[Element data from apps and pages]

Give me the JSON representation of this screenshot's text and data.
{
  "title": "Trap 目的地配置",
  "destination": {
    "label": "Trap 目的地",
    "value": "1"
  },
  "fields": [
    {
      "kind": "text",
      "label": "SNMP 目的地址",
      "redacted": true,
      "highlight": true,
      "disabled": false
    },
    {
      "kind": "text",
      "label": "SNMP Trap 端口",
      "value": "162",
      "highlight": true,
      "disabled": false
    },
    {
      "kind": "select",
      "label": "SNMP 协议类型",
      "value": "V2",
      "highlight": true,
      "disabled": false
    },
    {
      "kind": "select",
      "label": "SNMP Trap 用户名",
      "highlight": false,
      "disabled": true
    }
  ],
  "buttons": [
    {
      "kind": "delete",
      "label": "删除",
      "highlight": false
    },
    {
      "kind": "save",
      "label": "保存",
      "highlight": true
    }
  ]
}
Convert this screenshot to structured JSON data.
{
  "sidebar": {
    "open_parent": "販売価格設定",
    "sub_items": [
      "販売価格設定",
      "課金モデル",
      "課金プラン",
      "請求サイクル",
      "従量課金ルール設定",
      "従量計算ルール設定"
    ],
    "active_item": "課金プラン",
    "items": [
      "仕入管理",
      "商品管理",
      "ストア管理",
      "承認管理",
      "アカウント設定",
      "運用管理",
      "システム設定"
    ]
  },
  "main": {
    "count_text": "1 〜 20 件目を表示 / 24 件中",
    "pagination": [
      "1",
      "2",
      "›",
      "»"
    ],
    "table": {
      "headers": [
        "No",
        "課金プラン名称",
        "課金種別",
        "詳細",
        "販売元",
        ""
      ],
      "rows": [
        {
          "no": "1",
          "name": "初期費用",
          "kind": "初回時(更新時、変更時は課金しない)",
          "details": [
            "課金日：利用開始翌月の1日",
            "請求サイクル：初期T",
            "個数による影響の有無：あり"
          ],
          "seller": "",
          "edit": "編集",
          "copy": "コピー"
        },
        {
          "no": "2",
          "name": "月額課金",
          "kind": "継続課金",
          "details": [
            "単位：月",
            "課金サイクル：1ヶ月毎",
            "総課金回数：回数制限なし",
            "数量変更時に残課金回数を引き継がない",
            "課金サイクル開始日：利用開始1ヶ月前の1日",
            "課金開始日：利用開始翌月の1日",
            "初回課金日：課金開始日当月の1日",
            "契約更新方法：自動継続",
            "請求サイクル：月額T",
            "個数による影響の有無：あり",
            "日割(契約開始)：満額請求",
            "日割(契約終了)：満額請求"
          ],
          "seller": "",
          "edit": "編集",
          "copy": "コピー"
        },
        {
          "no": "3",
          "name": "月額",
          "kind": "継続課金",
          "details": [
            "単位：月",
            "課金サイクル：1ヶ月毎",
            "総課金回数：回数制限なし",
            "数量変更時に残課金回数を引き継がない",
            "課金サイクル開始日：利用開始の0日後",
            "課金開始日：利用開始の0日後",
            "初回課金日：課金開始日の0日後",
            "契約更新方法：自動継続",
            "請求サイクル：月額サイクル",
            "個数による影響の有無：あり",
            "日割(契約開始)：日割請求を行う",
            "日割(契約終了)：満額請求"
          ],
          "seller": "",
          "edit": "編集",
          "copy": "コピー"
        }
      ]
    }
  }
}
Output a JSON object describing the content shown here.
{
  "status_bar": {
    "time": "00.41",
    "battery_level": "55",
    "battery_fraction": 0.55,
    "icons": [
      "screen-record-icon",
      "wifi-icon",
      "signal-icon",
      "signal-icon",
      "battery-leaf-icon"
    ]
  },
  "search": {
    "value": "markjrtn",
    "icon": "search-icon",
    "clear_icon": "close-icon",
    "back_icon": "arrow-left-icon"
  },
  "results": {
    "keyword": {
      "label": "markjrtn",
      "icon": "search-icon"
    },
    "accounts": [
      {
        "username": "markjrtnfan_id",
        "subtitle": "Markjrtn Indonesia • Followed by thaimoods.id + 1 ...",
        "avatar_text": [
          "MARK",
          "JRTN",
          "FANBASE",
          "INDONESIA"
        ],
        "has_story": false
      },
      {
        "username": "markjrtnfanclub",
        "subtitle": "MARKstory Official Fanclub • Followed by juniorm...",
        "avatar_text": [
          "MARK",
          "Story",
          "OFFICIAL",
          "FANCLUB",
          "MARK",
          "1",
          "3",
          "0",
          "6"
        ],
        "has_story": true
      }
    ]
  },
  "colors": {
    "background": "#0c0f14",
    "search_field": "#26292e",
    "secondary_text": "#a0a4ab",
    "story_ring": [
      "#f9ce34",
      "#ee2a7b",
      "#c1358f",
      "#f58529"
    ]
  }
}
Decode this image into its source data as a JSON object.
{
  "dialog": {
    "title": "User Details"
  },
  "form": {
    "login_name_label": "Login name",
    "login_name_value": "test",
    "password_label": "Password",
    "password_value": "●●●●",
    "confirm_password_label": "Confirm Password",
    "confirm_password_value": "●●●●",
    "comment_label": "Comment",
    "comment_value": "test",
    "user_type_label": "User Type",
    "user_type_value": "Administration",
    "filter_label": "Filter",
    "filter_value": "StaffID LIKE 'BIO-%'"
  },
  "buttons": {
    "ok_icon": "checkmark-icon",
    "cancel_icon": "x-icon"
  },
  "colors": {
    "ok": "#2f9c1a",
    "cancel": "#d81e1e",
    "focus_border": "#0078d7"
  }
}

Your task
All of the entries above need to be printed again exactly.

Result below
Give me the JSON representation of this screenshot's text and data.
{
  "title": "Trap 目的地配置",
  "destination": {
    "label": "Trap 目的地",
    "value": "1"
  },
  "fields": [
    {
      "kind": "text",
      "label": "SNMP 目的地址",
      "redacted": true,
      "highlight": true,
      "disabled": false
    },
    {
      "kind": "text",
      "label": "SNMP Trap 端口",
      "value": "162",
      "highlight": true,
      "disabled": false
    },
    {
      "kind": "select",
      "label": "SNMP 协议类型",
      "value": "V2",
      "highlight": true,
      "disabled": false
    },
    {
      "kind": "select",
      "label": "SNMP Trap 用户名",
      "highlight": false,
      "disabled": true
    }
  ],
  "buttons": [
    {
      "kind": "delete",
      "label": "删除",
      "highlight": false
    },
    {
      "kind": "save",
      "label": "保存",
      "highlight": true
    }
  ]
}
Convert this screenshot to structured JSON data.
{
  "sidebar": {
    "open_parent": "販売価格設定",
    "sub_items": [
      "販売価格設定",
      "課金モデル",
      "課金プラン",
      "請求サイクル",
      "従量課金ルール設定",
      "従量計算ルール設定"
    ],
    "active_item": "課金プラン",
    "items": [
      "仕入管理",
      "商品管理",
      "ストア管理",
      "承認管理",
      "アカウント設定",
      "運用管理",
      "システム設定"
    ]
  },
  "main": {
    "count_text": "1 〜 20 件目を表示 / 24 件中",
    "pagination": [
      "1",
      "2",
      "›",
      "»"
    ],
    "table": {
      "headers": [
        "No",
        "課金プラン名称",
        "課金種別",
        "詳細",
        "販売元",
        ""
      ],
      "rows": [
        {
          "no": "1",
          "name": "初期費用",
          "kind": "初回時(更新時、変更時は課金しない)",
          "details": [
            "課金日：利用開始翌月の1日",
            "請求サイクル：初期T",
            "個数による影響の有無：あり"
          ],
          "seller": "",
          "edit": "編集",
          "copy": "コピー"
        },
        {
          "no": "2",
          "name": "月額課金",
          "kind": "継続課金",
          "details": [
            "単位：月",
            "課金サイクル：1ヶ月毎",
            "総課金回数：回数制限なし",
            "数量変更時に残課金回数を引き継がない",
            "課金サイクル開始日：利用開始1ヶ月前の1日",
            "課金開始日：利用開始翌月の1日",
            "初回課金日：課金開始日当月の1日",
            "契約更新方法：自動継続",
            "請求サイクル：月額T",
            "個数による影響の有無：あり",
            "日割(契約開始)：満額請求",
            "日割(契約終了)：満額請求"
          ],
          "seller": "",
          "edit": "編集",
          "copy": "コピー"
        },
        {
          "no": "3",
          "name": "月額",
          "kind": "継続課金",
          "details": [
            "単位：月",
            "課金サイクル：1ヶ月毎",
            "総課金回数：回数制限なし",
            "数量変更時に残課金回数を引き継がない",
            "課金サイクル開始日：利用開始の0日後",
            "課金開始日：利用開始の0日後",
            "初回課金日：課金開始日の0日後",
            "契約更新方法：自動継続",
            "請求サイクル：月額サイクル",
            "個数による影響の有無：あり",
            "日割(契約開始)：日割請求を行う",
            "日割(契約終了)：満額請求"
          ],
          "seller": "",
          "edit": "編集",
          "copy": "コピー"
        }
      ]
    }
  }
}
Output a JSON object describing the content shown here.
{
  "status_bar": {
    "time": "00.41",
    "battery_level": "55",
    "battery_fraction": 0.55,
    "icons": [
      "screen-record-icon",
      "wifi-icon",
      "signal-icon",
      "signal-icon",
      "battery-leaf-icon"
    ]
  },
  "search": {
    "value": "markjrtn",
    "icon": "search-icon",
    "clear_icon": "close-icon",
    "back_icon": "arrow-left-icon"
  },
  "results": {
    "keyword": {
      "label": "markjrtn",
      "icon": "search-icon"
    },
    "accounts": [
      {
        "username": "markjrtnfan_id",
        "subtitle": "Markjrtn Indonesia • Followed by thaimoods.id + 1 ...",
        "avatar_text": [
          "MARK",
          "JRTN",
          "FANBASE",
          "INDONESIA"
        ],
        "has_story": false
      },
      {
        "username": "markjrtnfanclub",
        "subtitle": "MARKstory Official Fanclub • Followed by juniorm...",
        "avatar_text": [
          "MARK",
          "Story",
          "OFFICIAL",
          "FANCLUB",
          "MARK",
          "1",
          "3",
          "0",
          "6"
        ],
        "has_story": true
      }
    ]
  },
  "colors": {
    "background": "#0c0f14",
    "search_field": "#26292e",
    "secondary_text": "#a0a4ab",
    "story_ring": [
      "#f9ce34",
      "#ee2a7b",
      "#c1358f",
      "#f58529"
    ]
  }
}
Decode this image into its source data as a JSON object.
{
  "dialog": {
    "title": "User Details"
  },
  "form": {
    "login_name_label": "Login name",
    "login_name_value": "test",
    "password_label": "Password",
    "password_value": "●●●●",
    "confirm_password_label": "Confirm Password",
    "confirm_password_value": "●●●●",
    "comment_label": "Comment",
    "comment_value": "test",
    "user_type_label": "User Type",
    "user_type_value": "Administration",
    "filter_label": "Filter",
    "filter_value": "StaffID LIKE 'BIO-%'"
  },
  "buttons": {
    "ok_icon": "checkmark-icon",
    "cancel_icon": "x-icon"
  },
  "colors": {
    "ok": "#2f9c1a",
    "cancel": "#d81e1e",
    "focus_border": "#0078d7"
  }
}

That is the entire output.